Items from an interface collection
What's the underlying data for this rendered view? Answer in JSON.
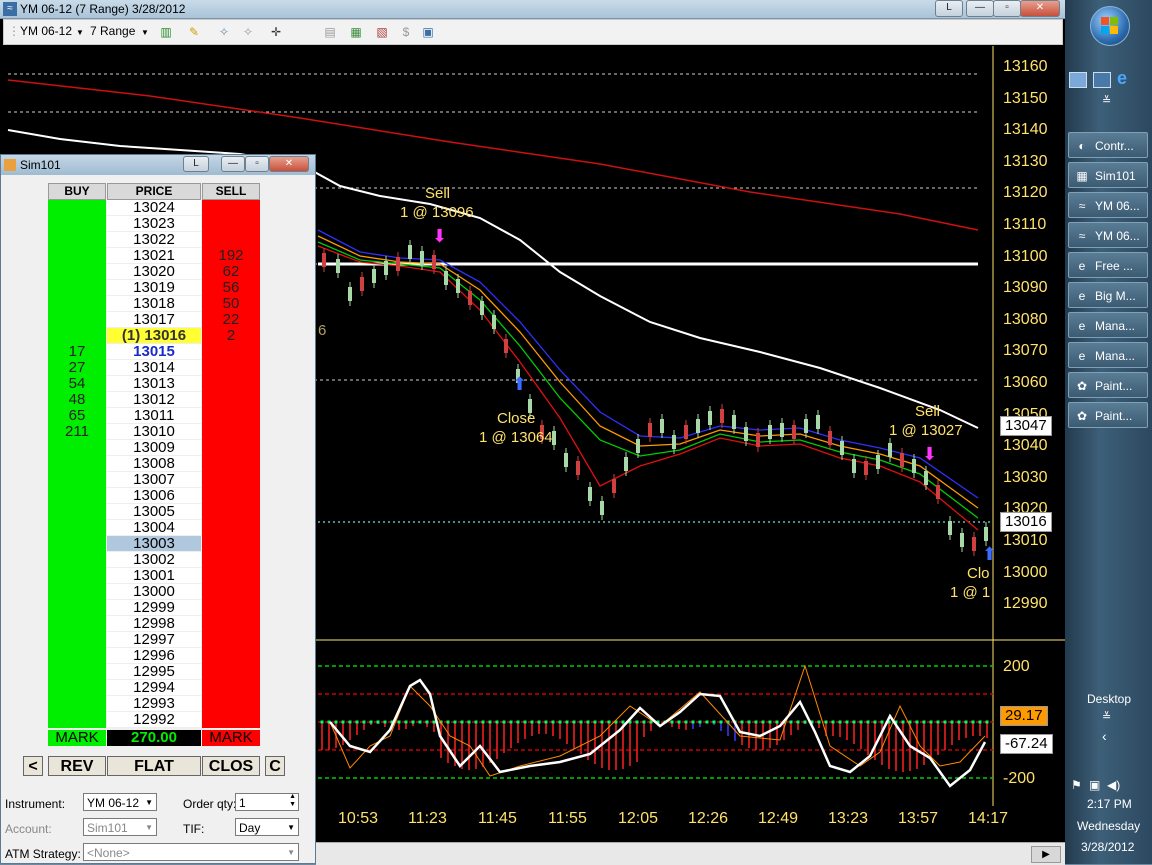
{
  "window": {
    "title": "YM 06-12 (7 Range)  3/28/2012",
    "restore_label": "L"
  },
  "toolbar": {
    "instrument": "YM 06-12",
    "period": "7 Range"
  },
  "chart": {
    "y_labels": [
      "13160",
      "13150",
      "13140",
      "13130",
      "13120",
      "13110",
      "13100",
      "13090",
      "13080",
      "13070",
      "13060",
      "13050",
      "13040",
      "13030",
      "13020",
      "13010",
      "13000",
      "12990"
    ],
    "x_labels": [
      "10:53",
      "11:23",
      "11:45",
      "11:55",
      "12:05",
      "12:26",
      "12:49",
      "13:23",
      "13:57",
      "14:17"
    ],
    "price_tags": {
      "upper": "13047",
      "current": "13016"
    },
    "annotations": {
      "sell1_a": "Sell",
      "sell1_b": "1 @ 13096",
      "close1_a": "Close",
      "close1_b": "1 @ 13064",
      "sell2_a": "Sell",
      "sell2_b": "1 @ 13027",
      "close2_a": "Clo",
      "close2_b": "1 @ 1",
      "partial_label": "6"
    },
    "osc_labels": [
      "200",
      "-200"
    ],
    "osc_tags": {
      "value1": "29.17",
      "value2": "-67.24"
    }
  },
  "taskbar": {
    "tasks": [
      "Contr...",
      "Sim101",
      "YM 06...",
      "YM 06...",
      "Free ...",
      "Big M...",
      "Mana...",
      "Mana...",
      "Paint...",
      "Paint..."
    ],
    "desktop_label": "Desktop",
    "time": "2:17 PM",
    "day": "Wednesday",
    "date": "3/28/2012"
  },
  "dom": {
    "title": "Sim101",
    "title_btn": "L",
    "headers": {
      "buy": "BUY",
      "price": "PRICE",
      "sell": "SELL"
    },
    "rows": [
      {
        "buy": "",
        "price": "13024",
        "sell": ""
      },
      {
        "buy": "",
        "price": "13023",
        "sell": ""
      },
      {
        "buy": "",
        "price": "13022",
        "sell": ""
      },
      {
        "buy": "",
        "price": "13021",
        "sell": "192"
      },
      {
        "buy": "",
        "price": "13020",
        "sell": "62"
      },
      {
        "buy": "",
        "price": "13019",
        "sell": "56"
      },
      {
        "buy": "",
        "price": "13018",
        "sell": "50"
      },
      {
        "buy": "",
        "price": "13017",
        "sell": "22"
      },
      {
        "buy": "",
        "price": "(1) 13016",
        "sell": "2"
      },
      {
        "buy": "17",
        "price": "13015",
        "sell": ""
      },
      {
        "buy": "27",
        "price": "13014",
        "sell": ""
      },
      {
        "buy": "54",
        "price": "13013",
        "sell": ""
      },
      {
        "buy": "48",
        "price": "13012",
        "sell": ""
      },
      {
        "buy": "65",
        "price": "13011",
        "sell": ""
      },
      {
        "buy": "211",
        "price": "13010",
        "sell": ""
      },
      {
        "buy": "",
        "price": "13009",
        "sell": ""
      },
      {
        "buy": "",
        "price": "13008",
        "sell": ""
      },
      {
        "buy": "",
        "price": "13007",
        "sell": ""
      },
      {
        "buy": "",
        "price": "13006",
        "sell": ""
      },
      {
        "buy": "",
        "price": "13005",
        "sell": ""
      },
      {
        "buy": "",
        "price": "13004",
        "sell": ""
      },
      {
        "buy": "",
        "price": "13003",
        "sell": ""
      },
      {
        "buy": "",
        "price": "13002",
        "sell": ""
      },
      {
        "buy": "",
        "price": "13001",
        "sell": ""
      },
      {
        "buy": "",
        "price": "13000",
        "sell": ""
      },
      {
        "buy": "",
        "price": "12999",
        "sell": ""
      },
      {
        "buy": "",
        "price": "12998",
        "sell": ""
      },
      {
        "buy": "",
        "price": "12997",
        "sell": ""
      },
      {
        "buy": "",
        "price": "12996",
        "sell": ""
      },
      {
        "buy": "",
        "price": "12995",
        "sell": ""
      },
      {
        "buy": "",
        "price": "12994",
        "sell": ""
      },
      {
        "buy": "",
        "price": "12993",
        "sell": ""
      },
      {
        "buy": "",
        "price": "12992",
        "sell": ""
      }
    ],
    "footer": {
      "mark_buy": "MARK",
      "pnl": "270.00",
      "mark_sell": "MARK"
    },
    "buttons": {
      "left": "<",
      "rev": "REV",
      "flat": "FLAT",
      "close": "CLOS",
      "c": "C"
    },
    "form": {
      "instrument_label": "Instrument:",
      "instrument_value": "YM 06-12",
      "order_qty_label": "Order qty:",
      "order_qty_value": "1",
      "account_label": "Account:",
      "account_value": "Sim101",
      "tif_label": "TIF:",
      "tif_value": "Day",
      "atm_label": "ATM Strategy:",
      "atm_value": "<None>"
    },
    "colors": {
      "buy": "#00ee00",
      "sell": "#ff0000",
      "last": "#ffff33",
      "highlight": "#b0c8de"
    }
  }
}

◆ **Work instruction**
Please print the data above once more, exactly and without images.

◆ **Expected answer**
What's the underlying data for this rendered view? Answer in JSON.
{
  "window": {
    "title": "YM 06-12 (7 Range)  3/28/2012",
    "restore_label": "L"
  },
  "toolbar": {
    "instrument": "YM 06-12",
    "period": "7 Range"
  },
  "chart": {
    "y_labels": [
      "13160",
      "13150",
      "13140",
      "13130",
      "13120",
      "13110",
      "13100",
      "13090",
      "13080",
      "13070",
      "13060",
      "13050",
      "13040",
      "13030",
      "13020",
      "13010",
      "13000",
      "12990"
    ],
    "x_labels": [
      "10:53",
      "11:23",
      "11:45",
      "11:55",
      "12:05",
      "12:26",
      "12:49",
      "13:23",
      "13:57",
      "14:17"
    ],
    "price_tags": {
      "upper": "13047",
      "current": "13016"
    },
    "annotations": {
      "sell1_a": "Sell",
      "sell1_b": "1 @ 13096",
      "close1_a": "Close",
      "close1_b": "1 @ 13064",
      "sell2_a": "Sell",
      "sell2_b": "1 @ 13027",
      "close2_a": "Clo",
      "close2_b": "1 @ 1",
      "partial_label": "6"
    },
    "osc_labels": [
      "200",
      "-200"
    ],
    "osc_tags": {
      "value1": "29.17",
      "value2": "-67.24"
    }
  },
  "taskbar": {
    "tasks": [
      "Contr...",
      "Sim101",
      "YM 06...",
      "YM 06...",
      "Free ...",
      "Big M...",
      "Mana...",
      "Mana...",
      "Paint...",
      "Paint..."
    ],
    "desktop_label": "Desktop",
    "time": "2:17 PM",
    "day": "Wednesday",
    "date": "3/28/2012"
  },
  "dom": {
    "title": "Sim101",
    "title_btn": "L",
    "headers": {
      "buy": "BUY",
      "price": "PRICE",
      "sell": "SELL"
    },
    "rows": [
      {
        "buy": "",
        "price": "13024",
        "sell": ""
      },
      {
        "buy": "",
        "price": "13023",
        "sell": ""
      },
      {
        "buy": "",
        "price": "13022",
        "sell": ""
      },
      {
        "buy": "",
        "price": "13021",
        "sell": "192"
      },
      {
        "buy": "",
        "price": "13020",
        "sell": "62"
      },
      {
        "buy": "",
        "price": "13019",
        "sell": "56"
      },
      {
        "buy": "",
        "price": "13018",
        "sell": "50"
      },
      {
        "buy": "",
        "price": "13017",
        "sell": "22"
      },
      {
        "buy": "",
        "price": "(1) 13016",
        "sell": "2"
      },
      {
        "buy": "17",
        "price": "13015",
        "sell": ""
      },
      {
        "buy": "27",
        "price": "13014",
        "sell": ""
      },
      {
        "buy": "54",
        "price": "13013",
        "sell": ""
      },
      {
        "buy": "48",
        "price": "13012",
        "sell": ""
      },
      {
        "buy": "65",
        "price": "13011",
        "sell": ""
      },
      {
        "buy": "211",
        "price": "13010",
        "sell": ""
      },
      {
        "buy": "",
        "price": "13009",
        "sell": ""
      },
      {
        "buy": "",
        "price": "13008",
        "sell": ""
      },
      {
        "buy": "",
        "price": "13007",
        "sell": ""
      },
      {
        "buy": "",
        "price": "13006",
        "sell": ""
      },
      {
        "buy": "",
        "price": "13005",
        "sell": ""
      },
      {
        "buy": "",
        "price": "13004",
        "sell": ""
      },
      {
        "buy": "",
        "price": "13003",
        "sell": ""
      },
      {
        "buy": "",
        "price": "13002",
        "sell": ""
      },
      {
        "buy": "",
        "price": "13001",
        "sell": ""
      },
      {
        "buy": "",
        "price": "13000",
        "sell": ""
      },
      {
        "buy": "",
        "price": "12999",
        "sell": ""
      },
      {
        "buy": "",
        "price": "12998",
        "sell": ""
      },
      {
        "buy": "",
        "price": "12997",
        "sell": ""
      },
      {
        "buy": "",
        "price": "12996",
        "sell": ""
      },
      {
        "buy": "",
        "price": "12995",
        "sell": ""
      },
      {
        "buy": "",
        "price": "12994",
        "sell": ""
      },
      {
        "buy": "",
        "price": "12993",
        "sell": ""
      },
      {
        "buy": "",
        "price": "12992",
        "sell": ""
      }
    ],
    "footer": {
      "mark_buy": "MARK",
      "pnl": "270.00",
      "mark_sell": "MARK"
    },
    "buttons": {
      "left": "<",
      "rev": "REV",
      "flat": "FLAT",
      "close": "CLOS",
      "c": "C"
    },
    "form": {
      "instrument_label": "Instrument:",
      "instrument_value": "YM 06-12",
      "order_qty_label": "Order qty:",
      "order_qty_value": "1",
      "account_label": "Account:",
      "account_value": "Sim101",
      "tif_label": "TIF:",
      "tif_value": "Day",
      "atm_label": "ATM Strategy:",
      "atm_value": "<None>"
    },
    "colors": {
      "buy": "#00ee00",
      "sell": "#ff0000",
      "last": "#ffff33",
      "highlight": "#b0c8de"
    }
  }
}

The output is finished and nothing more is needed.